WORK INSTRUCTIONS:
In the entries below, find the string "JSON" and return each line holding it.

INPUT DATA:
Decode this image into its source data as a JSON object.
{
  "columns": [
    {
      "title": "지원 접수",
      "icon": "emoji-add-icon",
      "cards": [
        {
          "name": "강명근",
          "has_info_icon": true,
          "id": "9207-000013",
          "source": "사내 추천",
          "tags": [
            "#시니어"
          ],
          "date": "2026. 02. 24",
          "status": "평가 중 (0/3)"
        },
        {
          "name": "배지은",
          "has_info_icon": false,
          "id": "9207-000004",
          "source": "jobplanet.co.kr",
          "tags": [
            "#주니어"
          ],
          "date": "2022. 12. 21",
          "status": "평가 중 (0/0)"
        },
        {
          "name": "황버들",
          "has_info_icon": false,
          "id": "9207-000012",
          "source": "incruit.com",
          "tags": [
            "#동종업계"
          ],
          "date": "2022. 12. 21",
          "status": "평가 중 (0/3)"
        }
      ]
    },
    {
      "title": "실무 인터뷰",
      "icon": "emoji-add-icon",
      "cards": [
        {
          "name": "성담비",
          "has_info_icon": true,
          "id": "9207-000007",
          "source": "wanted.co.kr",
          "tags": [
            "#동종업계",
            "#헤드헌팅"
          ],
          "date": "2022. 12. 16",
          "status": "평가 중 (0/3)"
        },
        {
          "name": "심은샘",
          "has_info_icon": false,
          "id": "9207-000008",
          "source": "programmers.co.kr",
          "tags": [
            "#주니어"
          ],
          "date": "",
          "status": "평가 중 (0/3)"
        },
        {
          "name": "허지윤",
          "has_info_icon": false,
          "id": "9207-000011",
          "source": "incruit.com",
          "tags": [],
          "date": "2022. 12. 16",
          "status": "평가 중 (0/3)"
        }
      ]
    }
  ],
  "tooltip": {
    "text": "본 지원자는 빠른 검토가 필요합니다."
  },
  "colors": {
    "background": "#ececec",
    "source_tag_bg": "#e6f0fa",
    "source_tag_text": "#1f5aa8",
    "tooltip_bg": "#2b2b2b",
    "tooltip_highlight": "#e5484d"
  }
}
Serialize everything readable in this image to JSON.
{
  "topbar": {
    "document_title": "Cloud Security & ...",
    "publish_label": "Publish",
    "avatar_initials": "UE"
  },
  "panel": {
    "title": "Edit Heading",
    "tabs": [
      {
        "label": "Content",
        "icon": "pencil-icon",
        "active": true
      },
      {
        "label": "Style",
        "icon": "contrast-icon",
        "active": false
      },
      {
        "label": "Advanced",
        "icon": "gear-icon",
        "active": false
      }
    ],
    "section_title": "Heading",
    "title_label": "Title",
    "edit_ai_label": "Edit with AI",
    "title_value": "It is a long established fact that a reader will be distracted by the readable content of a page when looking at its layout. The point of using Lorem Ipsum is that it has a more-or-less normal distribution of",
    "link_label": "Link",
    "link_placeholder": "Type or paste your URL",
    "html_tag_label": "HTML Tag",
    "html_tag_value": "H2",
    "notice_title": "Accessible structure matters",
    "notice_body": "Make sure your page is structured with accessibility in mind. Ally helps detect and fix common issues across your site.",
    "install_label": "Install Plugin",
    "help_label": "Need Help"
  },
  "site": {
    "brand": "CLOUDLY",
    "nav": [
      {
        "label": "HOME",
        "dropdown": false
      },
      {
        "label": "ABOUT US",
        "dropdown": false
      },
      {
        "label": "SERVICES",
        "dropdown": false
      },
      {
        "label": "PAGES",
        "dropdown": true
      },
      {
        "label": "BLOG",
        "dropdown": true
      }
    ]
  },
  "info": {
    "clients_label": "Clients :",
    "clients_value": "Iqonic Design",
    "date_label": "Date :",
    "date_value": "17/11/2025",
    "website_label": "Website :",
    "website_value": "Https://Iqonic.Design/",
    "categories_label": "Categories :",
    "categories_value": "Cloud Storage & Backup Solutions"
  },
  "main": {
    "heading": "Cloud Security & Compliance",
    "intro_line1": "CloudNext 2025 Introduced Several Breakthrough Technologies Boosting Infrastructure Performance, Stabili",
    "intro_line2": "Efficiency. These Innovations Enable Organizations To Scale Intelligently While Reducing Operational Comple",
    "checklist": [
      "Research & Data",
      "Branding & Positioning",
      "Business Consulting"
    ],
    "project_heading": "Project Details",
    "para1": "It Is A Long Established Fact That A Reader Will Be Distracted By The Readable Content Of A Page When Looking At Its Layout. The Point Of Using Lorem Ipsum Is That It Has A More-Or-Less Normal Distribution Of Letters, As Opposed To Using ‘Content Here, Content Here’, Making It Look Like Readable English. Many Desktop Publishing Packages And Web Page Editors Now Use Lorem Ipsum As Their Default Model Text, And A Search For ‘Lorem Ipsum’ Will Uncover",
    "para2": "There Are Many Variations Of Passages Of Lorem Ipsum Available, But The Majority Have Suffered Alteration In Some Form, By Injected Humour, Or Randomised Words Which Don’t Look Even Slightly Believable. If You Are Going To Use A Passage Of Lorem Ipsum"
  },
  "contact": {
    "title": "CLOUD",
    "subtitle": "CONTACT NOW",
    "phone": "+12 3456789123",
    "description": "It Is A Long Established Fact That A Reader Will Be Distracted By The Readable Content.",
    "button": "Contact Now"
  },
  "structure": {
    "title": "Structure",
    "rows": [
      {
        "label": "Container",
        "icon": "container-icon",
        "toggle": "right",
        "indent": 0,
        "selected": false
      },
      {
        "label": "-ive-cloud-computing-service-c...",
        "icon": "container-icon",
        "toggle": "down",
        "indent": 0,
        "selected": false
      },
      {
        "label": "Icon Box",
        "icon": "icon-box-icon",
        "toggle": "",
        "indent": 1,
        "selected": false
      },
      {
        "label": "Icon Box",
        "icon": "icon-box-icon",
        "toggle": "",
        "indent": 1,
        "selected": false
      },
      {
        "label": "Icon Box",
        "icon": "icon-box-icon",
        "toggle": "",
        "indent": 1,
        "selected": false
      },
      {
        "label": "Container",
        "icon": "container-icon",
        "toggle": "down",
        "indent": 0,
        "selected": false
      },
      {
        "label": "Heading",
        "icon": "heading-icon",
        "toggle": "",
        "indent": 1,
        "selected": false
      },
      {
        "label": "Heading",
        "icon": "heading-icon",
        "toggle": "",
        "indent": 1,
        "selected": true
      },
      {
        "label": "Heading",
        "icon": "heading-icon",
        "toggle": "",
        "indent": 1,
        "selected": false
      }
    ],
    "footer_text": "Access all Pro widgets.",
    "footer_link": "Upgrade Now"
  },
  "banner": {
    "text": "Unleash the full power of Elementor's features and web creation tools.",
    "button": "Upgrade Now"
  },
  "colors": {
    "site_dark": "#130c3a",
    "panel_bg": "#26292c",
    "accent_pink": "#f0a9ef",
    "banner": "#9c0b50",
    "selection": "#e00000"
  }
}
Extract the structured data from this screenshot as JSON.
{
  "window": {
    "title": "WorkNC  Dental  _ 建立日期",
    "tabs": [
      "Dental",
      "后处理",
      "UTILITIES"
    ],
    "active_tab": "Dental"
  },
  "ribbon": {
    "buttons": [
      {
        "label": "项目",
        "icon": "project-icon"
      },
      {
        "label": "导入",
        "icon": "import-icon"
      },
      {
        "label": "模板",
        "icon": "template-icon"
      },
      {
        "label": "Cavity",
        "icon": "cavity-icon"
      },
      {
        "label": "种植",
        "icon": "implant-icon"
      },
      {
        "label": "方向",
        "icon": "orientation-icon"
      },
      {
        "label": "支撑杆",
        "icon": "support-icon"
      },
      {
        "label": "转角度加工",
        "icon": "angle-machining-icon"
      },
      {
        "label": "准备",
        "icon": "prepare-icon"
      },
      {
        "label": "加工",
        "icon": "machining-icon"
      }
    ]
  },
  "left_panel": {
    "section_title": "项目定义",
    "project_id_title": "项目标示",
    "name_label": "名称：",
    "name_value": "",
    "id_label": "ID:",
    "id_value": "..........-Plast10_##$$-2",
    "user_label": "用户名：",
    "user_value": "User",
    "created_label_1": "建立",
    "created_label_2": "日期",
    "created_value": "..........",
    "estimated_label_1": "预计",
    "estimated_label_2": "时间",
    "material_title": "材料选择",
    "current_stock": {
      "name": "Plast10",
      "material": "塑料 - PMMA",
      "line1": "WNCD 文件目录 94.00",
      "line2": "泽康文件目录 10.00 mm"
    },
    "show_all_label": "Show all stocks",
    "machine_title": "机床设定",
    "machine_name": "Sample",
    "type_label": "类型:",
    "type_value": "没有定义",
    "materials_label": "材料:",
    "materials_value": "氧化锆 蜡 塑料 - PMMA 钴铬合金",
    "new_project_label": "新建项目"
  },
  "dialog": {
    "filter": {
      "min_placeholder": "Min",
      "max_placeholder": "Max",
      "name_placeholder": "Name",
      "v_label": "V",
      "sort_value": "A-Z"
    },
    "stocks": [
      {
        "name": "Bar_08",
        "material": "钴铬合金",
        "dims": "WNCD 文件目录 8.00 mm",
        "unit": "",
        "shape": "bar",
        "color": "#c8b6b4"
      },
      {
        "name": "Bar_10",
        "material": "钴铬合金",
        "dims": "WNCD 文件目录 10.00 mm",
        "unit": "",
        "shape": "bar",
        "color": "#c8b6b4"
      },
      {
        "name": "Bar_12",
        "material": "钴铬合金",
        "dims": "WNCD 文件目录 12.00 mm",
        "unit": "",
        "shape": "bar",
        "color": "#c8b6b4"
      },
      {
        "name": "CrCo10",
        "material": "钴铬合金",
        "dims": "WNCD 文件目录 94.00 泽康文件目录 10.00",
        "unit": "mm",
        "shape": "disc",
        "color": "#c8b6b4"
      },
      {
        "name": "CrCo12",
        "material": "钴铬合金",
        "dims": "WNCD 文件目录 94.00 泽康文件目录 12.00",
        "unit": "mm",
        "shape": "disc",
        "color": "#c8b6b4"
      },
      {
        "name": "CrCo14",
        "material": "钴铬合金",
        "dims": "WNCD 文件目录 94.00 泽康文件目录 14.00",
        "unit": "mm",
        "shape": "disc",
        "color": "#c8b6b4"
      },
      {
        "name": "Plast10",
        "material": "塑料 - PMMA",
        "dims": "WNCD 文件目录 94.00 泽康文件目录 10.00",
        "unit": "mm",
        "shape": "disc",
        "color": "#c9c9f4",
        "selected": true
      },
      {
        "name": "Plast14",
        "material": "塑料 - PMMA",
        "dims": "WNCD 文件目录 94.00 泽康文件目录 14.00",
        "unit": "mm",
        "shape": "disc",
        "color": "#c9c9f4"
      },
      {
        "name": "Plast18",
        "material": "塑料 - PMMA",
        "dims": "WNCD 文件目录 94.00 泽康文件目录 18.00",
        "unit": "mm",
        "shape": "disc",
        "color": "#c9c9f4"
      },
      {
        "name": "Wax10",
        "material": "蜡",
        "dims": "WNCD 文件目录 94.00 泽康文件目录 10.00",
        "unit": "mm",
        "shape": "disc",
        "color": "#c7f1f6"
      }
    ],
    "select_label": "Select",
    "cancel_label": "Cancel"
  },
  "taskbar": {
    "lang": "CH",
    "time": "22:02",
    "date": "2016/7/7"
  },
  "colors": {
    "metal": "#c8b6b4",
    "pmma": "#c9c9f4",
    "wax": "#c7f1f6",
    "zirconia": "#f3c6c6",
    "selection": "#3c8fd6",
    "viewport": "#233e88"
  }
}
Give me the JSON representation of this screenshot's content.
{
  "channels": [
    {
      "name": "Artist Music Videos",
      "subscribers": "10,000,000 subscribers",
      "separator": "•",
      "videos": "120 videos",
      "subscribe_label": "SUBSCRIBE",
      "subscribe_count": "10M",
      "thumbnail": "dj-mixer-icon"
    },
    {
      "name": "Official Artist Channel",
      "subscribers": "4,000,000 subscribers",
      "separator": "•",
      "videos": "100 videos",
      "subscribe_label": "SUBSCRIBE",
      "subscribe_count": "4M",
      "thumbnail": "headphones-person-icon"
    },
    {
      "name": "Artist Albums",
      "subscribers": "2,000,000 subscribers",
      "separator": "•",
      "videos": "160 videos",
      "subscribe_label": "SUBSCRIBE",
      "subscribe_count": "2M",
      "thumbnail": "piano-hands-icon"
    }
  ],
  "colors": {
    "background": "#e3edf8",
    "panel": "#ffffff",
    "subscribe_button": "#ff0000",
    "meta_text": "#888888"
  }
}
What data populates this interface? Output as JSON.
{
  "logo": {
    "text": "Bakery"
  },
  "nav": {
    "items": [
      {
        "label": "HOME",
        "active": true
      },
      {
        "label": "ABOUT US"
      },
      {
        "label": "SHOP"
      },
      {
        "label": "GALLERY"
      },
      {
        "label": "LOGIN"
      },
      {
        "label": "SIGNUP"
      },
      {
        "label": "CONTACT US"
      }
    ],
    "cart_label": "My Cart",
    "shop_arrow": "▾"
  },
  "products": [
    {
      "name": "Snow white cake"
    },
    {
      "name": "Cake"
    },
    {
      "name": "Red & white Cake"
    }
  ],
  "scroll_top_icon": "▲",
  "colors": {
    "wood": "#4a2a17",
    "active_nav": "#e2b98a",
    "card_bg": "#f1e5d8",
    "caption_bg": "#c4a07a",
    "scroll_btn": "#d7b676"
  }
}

SOLUTION TO THE EXERCISE:
Decode this image into its source data as a JSON object.
Serialize everything readable in this image to JSON.
Extract the structured data from this screenshot as JSON.
Give me the JSON representation of this screenshot's content.
What data populates this interface? Output as JSON.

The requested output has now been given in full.